◆ **How to complete this task**
Work out how many lines below contain "date". Provide only the figure.

Dataset rows for apps and sites:

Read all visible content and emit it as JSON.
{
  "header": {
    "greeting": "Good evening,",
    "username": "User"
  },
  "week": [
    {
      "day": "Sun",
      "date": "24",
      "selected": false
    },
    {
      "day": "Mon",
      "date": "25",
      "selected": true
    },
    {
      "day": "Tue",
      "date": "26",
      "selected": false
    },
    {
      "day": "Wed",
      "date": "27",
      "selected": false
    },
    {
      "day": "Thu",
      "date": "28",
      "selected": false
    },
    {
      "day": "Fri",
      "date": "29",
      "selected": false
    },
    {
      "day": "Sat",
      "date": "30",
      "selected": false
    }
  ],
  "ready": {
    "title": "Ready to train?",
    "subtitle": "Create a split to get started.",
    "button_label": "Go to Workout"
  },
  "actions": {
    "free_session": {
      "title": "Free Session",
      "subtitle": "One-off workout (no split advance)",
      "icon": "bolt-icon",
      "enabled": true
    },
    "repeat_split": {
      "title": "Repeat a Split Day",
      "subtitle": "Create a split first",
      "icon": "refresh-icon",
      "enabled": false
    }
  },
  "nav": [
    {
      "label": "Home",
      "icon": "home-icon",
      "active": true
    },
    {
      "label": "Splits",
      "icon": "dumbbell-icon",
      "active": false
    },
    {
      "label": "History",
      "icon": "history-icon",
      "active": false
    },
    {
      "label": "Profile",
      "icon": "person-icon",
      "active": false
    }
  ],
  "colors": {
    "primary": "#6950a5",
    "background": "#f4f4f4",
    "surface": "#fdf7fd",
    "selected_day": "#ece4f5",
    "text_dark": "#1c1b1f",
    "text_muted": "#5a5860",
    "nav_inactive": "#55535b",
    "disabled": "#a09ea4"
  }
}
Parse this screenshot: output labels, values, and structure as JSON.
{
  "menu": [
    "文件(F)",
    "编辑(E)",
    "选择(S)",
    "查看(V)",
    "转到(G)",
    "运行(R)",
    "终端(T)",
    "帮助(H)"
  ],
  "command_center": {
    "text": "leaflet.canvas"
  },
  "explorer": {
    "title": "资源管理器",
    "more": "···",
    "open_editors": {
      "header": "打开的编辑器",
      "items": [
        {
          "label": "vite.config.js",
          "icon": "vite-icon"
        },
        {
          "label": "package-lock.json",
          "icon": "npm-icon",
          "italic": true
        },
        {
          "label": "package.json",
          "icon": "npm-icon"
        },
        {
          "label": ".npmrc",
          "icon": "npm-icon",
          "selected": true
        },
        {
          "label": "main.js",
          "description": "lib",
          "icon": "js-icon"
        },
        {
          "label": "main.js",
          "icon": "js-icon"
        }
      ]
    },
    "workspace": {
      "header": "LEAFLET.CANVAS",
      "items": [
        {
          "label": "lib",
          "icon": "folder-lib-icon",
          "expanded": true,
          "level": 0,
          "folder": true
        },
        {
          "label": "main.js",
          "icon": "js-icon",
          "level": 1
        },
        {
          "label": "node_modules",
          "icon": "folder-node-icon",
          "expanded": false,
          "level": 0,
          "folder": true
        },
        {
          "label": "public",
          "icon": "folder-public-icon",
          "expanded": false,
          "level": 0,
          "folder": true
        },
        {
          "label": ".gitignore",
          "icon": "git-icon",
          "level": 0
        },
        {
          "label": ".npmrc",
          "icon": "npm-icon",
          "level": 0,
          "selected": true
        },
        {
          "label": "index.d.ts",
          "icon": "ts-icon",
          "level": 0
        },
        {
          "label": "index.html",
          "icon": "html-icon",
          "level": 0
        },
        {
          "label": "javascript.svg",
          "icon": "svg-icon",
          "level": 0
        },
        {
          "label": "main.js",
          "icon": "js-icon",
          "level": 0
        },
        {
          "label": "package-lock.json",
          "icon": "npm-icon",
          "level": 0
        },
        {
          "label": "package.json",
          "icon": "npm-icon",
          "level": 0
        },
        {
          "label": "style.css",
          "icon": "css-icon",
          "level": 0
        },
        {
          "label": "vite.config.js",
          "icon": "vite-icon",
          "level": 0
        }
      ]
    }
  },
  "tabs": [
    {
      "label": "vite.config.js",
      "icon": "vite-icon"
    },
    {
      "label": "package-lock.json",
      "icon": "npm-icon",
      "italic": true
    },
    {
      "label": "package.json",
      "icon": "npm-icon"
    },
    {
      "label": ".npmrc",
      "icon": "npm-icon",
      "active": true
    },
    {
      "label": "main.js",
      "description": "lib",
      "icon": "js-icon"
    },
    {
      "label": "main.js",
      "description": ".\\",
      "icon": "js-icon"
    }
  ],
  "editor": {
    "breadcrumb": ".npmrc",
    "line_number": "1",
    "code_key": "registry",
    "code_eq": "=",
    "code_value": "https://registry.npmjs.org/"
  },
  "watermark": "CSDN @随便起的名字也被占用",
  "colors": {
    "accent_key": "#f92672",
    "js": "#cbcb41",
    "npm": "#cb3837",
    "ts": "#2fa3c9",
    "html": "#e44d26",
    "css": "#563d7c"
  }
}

◆ **Task answer**
7